4.  Eat smaller meals, but eat more often.  

Big, heavy meals can be too much for any dosha in the summer.  Because the days are longer, it’s possible that we may be hungrier because we are more active during the day.  Also, our agni is already pretty active in the heat. If we eat too much at once, we could feel sluggish and uncomfortable, which is NEVER fun when you’re running for the train or the bus in July's heat and humidity.  

Though we think of citrus in the summer, be careful not to consume too much acid, (think of that digestive fire again).  We could end up with heartburn or ulcers if we overdo the summer oranges and lemons.

5.  Engage in slower, less high-impact exercise.  

Lots of people love an energizing run when the weather is cooperative, but be mindful of the time of day and the type of activity you are engaging in when you move in the summer.  Taking a Bikram class right before a double at SoulCycle probably isn’t necessary or that great for you. Exercise outside when you can, and when you can’t, take a body-sculpting, barre, or Yinsa Flow class.

6.  Engage in a daily self-massage practice.  

In Ayurveda we call this “Abhyanga,” (I have another blog post about that), to cool down the body at the end of a longer day.  If you are a night-owl like I am, it might be hard for you to wind down at night. Combining the pitta in me with pitta season, (summer), and pitta time, (10 pm to 2 am), and it’s nearly impossible for me to fall asleep.  Your best bet is to get to bed BEFORE pitta time starts at 10 pm. If that’s not possible for all you urban-dwellers, try to wind down at night by massaging Yinsa Pittacify into your skin. Pittacify is great for summer if you’re looking to cool down after a long day of annoying humidity and crankiness.

What are some signs of pitta imbalances?

Excess anger or irritation is a sure sign of a pitta imbalance; the uncomfort of being too hot can exacerbate that.  Gastrointestinal issues including diarrhea, ulcers, heartburn, or nausea are all signs of pitta imbalance as well. Think of what fire feels like.  If you’re feeling fire anywhere in your body or mind, it’s possible that you may have a Pitta vitiation.

If you experience these issues, the perfect pitta-pacifying tea can be made with 1 tbs each of Fennel, Coriander, and Cumin seeds may help to relieve some gastric issues.  Boil a cup of water, and allow the tea to steep for 20 minutes. Remember - drinking the tea warm or at room temperature is fine. You can drink this tea in between meals to manage your digestive system and cool off any over-heated agni, (digestive fire).

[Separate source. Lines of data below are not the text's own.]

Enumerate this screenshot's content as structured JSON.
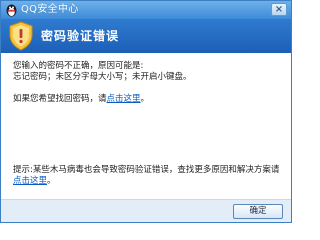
{
  "window": {
    "title": "QQ安全中心",
    "close_label": "×"
  },
  "banner": {
    "title": "密码验证错误",
    "icon": "shield-icon"
  },
  "message": {
    "line1": "您输入的密码不正确，原因可能是:",
    "line2": "忘记密码；未区分字母大小写；未开启小键盘。",
    "retrieve_prefix": "如果您希望找回密码，请",
    "retrieve_link": "点击这里",
    "retrieve_suffix": "。"
  },
  "tip": {
    "line1": "提示:某些木马病毒也会导致密码验证错误，查找更多原因和解决方案请",
    "link": "点击这里",
    "suffix": "。"
  },
  "footer": {
    "ok_label": "确定"
  },
  "colors": {
    "titlebar": "#3c8ad8",
    "banner": "#1c5fb6",
    "link": "#0b5dbf"
  }
}
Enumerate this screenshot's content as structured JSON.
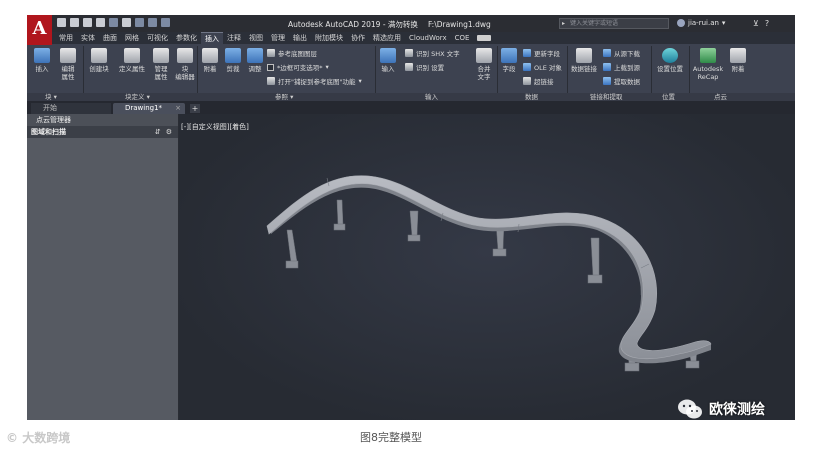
{
  "titlebar": {
    "app_letter": "A",
    "title": "Autodesk AutoCAD 2019 - 满勿转换",
    "file": "F:\\Drawing1.dwg",
    "search_placeholder": "键入关键字或短语",
    "user": "jia-rui.an"
  },
  "ribbon_tabs": [
    "常用",
    "实体",
    "曲面",
    "网格",
    "可视化",
    "参数化",
    "插入",
    "注释",
    "视图",
    "管理",
    "输出",
    "附加模块",
    "协作",
    "精选应用",
    "CloudWorx",
    "COE"
  ],
  "active_tab": "插入",
  "ribbon": {
    "insert": "插入",
    "edit_attr": "编辑\n属性",
    "create_block": "创建块",
    "define_attr": "定义属性",
    "manage_attr": "管理\n属性",
    "block_editor": "块\n编辑器",
    "attach": "附着",
    "clip": "剪裁",
    "adjust": "调整",
    "underlay_layers": "参考底图图层",
    "frame_vary": "*边框可变选项*",
    "snap_underlay": "打开\"捕捉到参考底图\"功能",
    "import": "输入",
    "recognize_shx": "识别 SHX 文字",
    "recognize_settings": "识别 设置",
    "combine_text": "合并\n文字",
    "field": "字段",
    "update_fields": "更新字段",
    "ole_object": "OLE 对象",
    "hyperlink": "超链接",
    "data_link": "数据链接",
    "download_from_source": "从源下载",
    "upload_to_source": "上载到源",
    "extract_data": "提取数据",
    "set_location": "设置位置",
    "recap": "Autodesk\nReCap",
    "attach2": "附着"
  },
  "panel_labels": {
    "block": "块 ▾",
    "block_def": "块定义 ▾",
    "reference": "参照 ▾",
    "import": "输入",
    "data": "数据",
    "link_extract": "链接和提取",
    "location": "位置",
    "point_cloud": "点云"
  },
  "file_tabs": {
    "start": "开始",
    "drawing": "Drawing1*"
  },
  "palette": {
    "title": "点云管理器",
    "row": "图域和扫描"
  },
  "viewport": {
    "label": "[-][自定义视图][着色]"
  },
  "caption": "图8完整模型",
  "watermark_left": "大数跨境",
  "watermark_right": "欧徕测绘",
  "colors": {
    "logo_red": "#b0161d",
    "ribbon_bg": "#3d4250",
    "viewport_bg": "#2b2f38",
    "model_gray": "#9ea1a8"
  }
}
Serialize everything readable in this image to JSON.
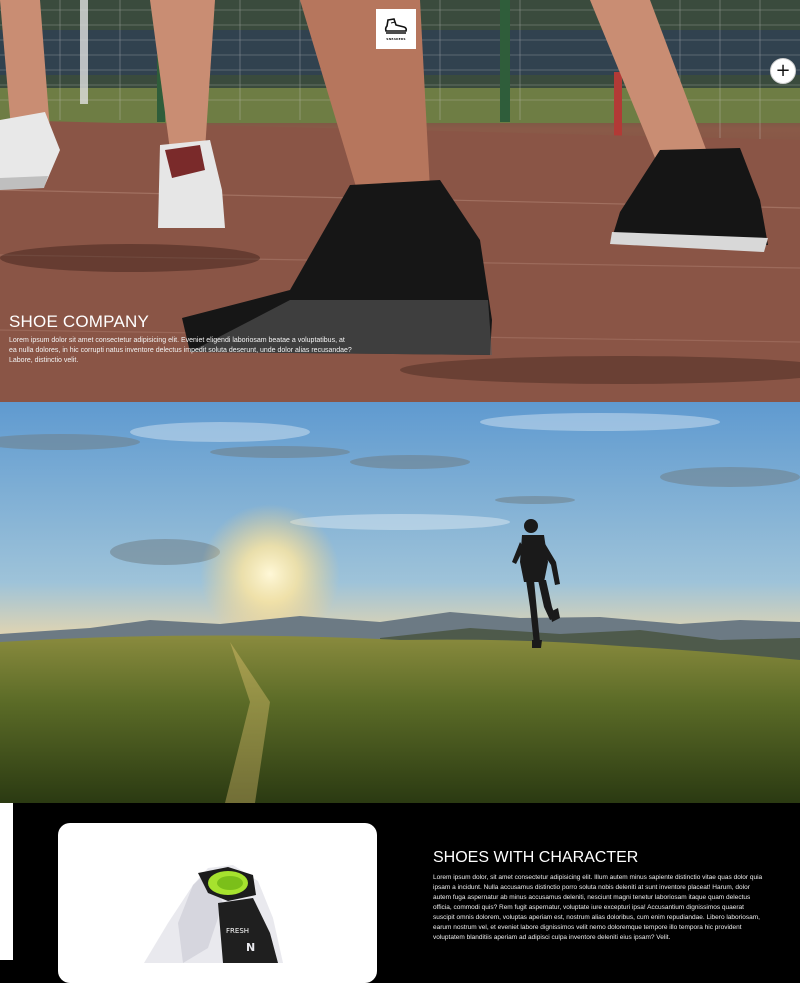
{
  "brand": {
    "logo_icon": "sneaker-icon",
    "logo_text": "SNEAKERS"
  },
  "header": {
    "menu_icon": "plus-icon",
    "menu_label": "+"
  },
  "hero": {
    "title": "SHOE COMPANY",
    "text": "Lorem ipsum dolor sit amet consectetur adipisicing elit. Eveniet eligendi laboriosam beatae a voluptatibus, at ea nulla dolores, in hic corrupti natus inventore delectus impedit soluta deserunt, unde dolor alias recusandae? Labore, distinctio velit."
  },
  "feature": {
    "title": "SHOES WITH CHARACTER",
    "text": "Lorem ipsum dolor, sit amet consectetur adipisicing elit. Illum autem minus sapiente distinctio vitae quas dolor quia ipsam a incidunt. Nulla accusamus distinctio porro soluta nobis deleniti at sunt inventore placeat! Harum, dolor autem fuga aspernatur ab minus accusamus deleniti, nesciunt magni tenetur laboriosam itaque quam delectus officia, commodi quis? Rem fugit aspernatur, voluptate iure excepturi ipsa! Accusantium dignissimos quaerat suscipit omnis dolorem, voluptas aperiam est, nostrum alias doloribus, cum enim repudiandae. Libero laboriosam, earum nostrum vel, et eveniet labore dignissimos velit nemo doloremque tempore illo tempora hic provident voluptatem blanditiis aperiam ad adipisci culpa inventore deleniti eius ipsam? Velit."
  },
  "colors": {
    "background": "#000000",
    "text": "#ffffff",
    "track": "#7a4b3d",
    "sky": "#8fb6cf"
  }
}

Want more help navigating the summer?  Daniele is hosting a workshop at the Yoga Collective in NYC titled "I Got 99 Problems but my Dosha Ain't One on June 27th.  You can sign up here.